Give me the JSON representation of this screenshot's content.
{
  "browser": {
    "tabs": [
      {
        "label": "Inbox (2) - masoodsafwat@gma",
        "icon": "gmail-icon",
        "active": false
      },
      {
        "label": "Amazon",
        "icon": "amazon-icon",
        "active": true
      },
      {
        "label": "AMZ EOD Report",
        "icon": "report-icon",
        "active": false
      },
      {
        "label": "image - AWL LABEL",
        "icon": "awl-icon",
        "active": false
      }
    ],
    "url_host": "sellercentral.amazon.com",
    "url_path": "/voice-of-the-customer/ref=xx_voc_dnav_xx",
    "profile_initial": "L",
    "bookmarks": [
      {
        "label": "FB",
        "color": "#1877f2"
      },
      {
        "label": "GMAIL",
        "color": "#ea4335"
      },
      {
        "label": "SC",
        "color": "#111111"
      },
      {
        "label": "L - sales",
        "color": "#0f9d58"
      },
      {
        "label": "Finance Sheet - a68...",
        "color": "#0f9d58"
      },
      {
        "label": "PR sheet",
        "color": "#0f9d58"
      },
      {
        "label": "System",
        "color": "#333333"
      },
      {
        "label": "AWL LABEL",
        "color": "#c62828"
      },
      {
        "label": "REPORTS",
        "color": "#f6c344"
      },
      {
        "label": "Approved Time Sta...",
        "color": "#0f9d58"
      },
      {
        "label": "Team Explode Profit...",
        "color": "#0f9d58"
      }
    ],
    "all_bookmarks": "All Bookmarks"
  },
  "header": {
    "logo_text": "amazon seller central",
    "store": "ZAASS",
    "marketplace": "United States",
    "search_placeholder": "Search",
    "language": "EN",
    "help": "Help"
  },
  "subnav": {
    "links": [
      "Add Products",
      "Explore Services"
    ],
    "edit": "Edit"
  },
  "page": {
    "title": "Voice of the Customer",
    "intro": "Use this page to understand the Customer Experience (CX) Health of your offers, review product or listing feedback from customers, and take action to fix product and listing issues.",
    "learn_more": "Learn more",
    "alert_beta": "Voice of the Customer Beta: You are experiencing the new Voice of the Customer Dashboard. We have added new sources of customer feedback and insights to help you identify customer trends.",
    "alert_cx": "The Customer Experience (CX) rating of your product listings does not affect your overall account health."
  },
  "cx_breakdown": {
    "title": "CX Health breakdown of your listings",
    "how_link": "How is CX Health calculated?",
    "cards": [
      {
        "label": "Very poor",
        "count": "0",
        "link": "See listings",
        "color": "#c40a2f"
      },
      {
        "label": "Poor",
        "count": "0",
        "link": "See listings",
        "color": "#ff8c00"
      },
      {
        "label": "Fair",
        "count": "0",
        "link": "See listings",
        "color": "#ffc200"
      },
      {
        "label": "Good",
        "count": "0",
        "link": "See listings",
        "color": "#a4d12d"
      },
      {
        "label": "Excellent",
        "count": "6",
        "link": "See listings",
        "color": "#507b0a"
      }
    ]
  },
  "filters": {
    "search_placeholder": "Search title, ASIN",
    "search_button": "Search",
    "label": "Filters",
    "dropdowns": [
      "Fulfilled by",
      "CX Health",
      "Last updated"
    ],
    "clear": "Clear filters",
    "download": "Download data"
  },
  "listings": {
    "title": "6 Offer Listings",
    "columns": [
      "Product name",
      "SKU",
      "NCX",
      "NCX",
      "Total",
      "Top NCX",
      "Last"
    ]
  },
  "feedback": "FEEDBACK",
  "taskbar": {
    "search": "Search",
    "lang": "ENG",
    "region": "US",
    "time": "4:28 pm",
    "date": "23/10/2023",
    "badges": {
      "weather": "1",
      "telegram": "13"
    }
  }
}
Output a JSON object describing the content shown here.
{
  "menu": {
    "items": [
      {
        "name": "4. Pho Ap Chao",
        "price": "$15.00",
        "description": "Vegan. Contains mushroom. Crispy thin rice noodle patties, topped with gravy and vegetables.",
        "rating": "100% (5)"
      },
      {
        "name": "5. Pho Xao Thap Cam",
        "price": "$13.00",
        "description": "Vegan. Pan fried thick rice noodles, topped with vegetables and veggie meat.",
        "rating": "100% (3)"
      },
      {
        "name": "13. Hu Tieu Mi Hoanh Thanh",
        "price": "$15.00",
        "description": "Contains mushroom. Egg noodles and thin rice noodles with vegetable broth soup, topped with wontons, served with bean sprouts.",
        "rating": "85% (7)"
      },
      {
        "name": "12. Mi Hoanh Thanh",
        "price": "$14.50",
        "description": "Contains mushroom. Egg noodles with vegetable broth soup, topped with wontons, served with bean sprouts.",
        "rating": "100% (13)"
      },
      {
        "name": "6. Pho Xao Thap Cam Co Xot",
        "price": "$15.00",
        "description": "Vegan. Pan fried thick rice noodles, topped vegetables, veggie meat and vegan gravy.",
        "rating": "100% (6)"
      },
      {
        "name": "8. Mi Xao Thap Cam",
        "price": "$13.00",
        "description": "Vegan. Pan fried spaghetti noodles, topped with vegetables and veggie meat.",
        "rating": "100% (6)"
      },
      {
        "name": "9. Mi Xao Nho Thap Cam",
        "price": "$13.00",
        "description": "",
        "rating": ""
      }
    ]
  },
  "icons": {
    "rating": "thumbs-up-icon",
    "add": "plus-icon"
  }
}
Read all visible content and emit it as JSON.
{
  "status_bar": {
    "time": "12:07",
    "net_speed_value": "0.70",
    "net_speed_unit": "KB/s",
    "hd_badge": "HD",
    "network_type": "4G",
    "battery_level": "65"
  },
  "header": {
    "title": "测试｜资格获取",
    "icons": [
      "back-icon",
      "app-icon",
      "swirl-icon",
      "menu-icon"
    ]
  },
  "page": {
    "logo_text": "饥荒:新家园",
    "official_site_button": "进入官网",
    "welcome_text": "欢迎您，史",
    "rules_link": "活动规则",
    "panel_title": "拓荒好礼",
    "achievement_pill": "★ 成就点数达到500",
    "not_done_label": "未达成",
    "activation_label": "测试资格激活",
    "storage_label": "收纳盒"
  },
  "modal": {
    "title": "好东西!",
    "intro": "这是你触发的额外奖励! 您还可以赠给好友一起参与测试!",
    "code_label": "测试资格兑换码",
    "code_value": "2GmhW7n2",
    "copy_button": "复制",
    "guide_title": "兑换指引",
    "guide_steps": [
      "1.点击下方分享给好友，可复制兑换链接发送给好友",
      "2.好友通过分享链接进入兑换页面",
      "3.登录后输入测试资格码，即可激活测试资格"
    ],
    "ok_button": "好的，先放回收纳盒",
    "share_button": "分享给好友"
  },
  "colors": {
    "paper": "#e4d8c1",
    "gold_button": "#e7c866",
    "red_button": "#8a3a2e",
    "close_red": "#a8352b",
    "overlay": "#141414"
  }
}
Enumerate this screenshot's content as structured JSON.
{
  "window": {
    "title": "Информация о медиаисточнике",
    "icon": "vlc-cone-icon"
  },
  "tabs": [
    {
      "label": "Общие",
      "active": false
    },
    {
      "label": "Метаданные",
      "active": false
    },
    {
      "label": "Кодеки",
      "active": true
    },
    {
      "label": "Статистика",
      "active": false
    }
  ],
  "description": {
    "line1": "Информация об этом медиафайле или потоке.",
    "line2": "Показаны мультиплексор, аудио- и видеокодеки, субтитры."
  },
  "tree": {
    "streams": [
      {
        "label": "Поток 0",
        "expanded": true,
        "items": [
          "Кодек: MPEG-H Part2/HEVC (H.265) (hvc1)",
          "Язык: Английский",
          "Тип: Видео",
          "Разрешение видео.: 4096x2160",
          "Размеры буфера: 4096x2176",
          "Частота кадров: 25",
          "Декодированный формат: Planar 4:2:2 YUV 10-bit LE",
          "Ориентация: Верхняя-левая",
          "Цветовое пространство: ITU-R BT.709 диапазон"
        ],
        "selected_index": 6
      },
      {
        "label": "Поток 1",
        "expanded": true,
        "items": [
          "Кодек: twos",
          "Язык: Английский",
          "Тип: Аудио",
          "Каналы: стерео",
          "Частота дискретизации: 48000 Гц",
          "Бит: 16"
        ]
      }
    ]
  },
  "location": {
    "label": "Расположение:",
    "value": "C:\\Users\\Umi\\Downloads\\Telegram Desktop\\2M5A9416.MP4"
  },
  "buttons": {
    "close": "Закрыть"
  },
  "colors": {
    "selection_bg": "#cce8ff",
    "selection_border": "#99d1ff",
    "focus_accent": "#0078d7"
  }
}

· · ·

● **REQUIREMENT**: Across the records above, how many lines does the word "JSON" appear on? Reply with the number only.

● **YOUR RESPONSE**: 4